Governor Noem

Governor Kristi Noem wants to call attention to her position on immigrant children at the southern U.S. border.   

“Today I announced that South Dakota would not be taking any illegal immigrants from the southern border,” Noem said as part of a Wednesday post on her Facebook page. “If you are trying to enter the country illegally, call me when you're an American. President Trump secured our border. He fixed the refugee program to keep out bad actors. President Biden has destroyed all of that progress. Terrorists have been apprehended at the southern border and the risk to the people of South Dakota is far too great.” 

Noem posted those comments earlier this week on social media in response to President Biden’s request that some states offer temporary housing to immigrant children. Noem’s social media comments come even though there is no evidence the federal government has asked for such assistance from South Dakota.  

Noem did not cited specific Biden administration immigration policies she is upset with. Noem’s statements this week appear to be in response to the federal government’s actions trying to manage record numbers of unaccompanied minors seeking access to the U.S. In March, 19,000 children, a record number, sought asylum. 

Each child deemed an “unaccompanied minor” by the Department of Homeland Security has the legal right to request entry to the U.S. and go through the immigration process in the hopes of obtaining citizenship. 

Some immigration experts say Gov. Noem is using vulnerable immigrant children to pander to her political base. Taneeza Islam is an immigration lawyer and the executive director of South Dakota Voices for Peace. She says the governor is leaving out important information. 

“It's not illegal immigrants coming to the Border. It is children seeking asylum. They're the only ones being allowed into our country right now,” said Islam. “There is no UNHCR (United Nations High Commissioner for Refugees) process on our side of the hemisphere. They’re asking for asylum because they can't be refugees housed in a refugee camp anywhere in Central or South America.” 

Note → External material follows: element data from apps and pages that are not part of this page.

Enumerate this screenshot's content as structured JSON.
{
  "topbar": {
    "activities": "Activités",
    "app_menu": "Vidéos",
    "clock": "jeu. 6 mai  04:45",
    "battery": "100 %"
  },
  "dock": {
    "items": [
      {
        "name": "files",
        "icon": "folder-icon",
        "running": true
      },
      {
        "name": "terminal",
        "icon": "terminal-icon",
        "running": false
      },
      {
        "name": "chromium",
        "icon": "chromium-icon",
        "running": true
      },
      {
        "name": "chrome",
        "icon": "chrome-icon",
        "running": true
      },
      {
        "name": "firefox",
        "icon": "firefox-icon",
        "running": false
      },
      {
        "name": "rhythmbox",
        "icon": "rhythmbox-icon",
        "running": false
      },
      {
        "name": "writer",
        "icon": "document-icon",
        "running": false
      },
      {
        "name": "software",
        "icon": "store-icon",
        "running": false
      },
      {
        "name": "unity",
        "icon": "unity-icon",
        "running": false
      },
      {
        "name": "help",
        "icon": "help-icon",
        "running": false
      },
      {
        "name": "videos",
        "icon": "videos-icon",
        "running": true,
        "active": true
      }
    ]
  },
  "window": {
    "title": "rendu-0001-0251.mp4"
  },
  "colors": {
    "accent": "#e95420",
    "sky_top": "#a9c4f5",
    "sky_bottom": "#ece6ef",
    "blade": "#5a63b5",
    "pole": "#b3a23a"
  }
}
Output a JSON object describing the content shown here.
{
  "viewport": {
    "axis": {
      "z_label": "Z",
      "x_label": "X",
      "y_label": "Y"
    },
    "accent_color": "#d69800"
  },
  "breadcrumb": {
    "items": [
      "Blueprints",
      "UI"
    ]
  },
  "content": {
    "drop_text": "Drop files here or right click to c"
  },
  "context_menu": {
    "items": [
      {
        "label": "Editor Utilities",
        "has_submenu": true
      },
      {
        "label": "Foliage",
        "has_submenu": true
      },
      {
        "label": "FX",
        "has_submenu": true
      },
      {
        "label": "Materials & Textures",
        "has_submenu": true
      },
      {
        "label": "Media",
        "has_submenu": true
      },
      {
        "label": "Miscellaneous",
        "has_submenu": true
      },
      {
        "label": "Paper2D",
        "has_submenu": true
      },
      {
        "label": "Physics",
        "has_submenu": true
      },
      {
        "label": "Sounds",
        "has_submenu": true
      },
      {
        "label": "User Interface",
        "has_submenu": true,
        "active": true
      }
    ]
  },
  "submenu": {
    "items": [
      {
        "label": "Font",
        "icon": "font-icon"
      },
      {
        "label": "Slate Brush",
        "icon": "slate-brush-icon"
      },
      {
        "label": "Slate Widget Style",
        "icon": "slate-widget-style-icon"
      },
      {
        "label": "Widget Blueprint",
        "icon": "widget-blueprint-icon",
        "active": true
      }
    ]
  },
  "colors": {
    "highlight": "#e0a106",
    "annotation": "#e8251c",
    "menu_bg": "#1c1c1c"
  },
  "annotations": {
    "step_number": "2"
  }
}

Media reports indicate 172,000 immigrants crossed the U.S.-Mexico border in March. That’s the highest number in 15 years.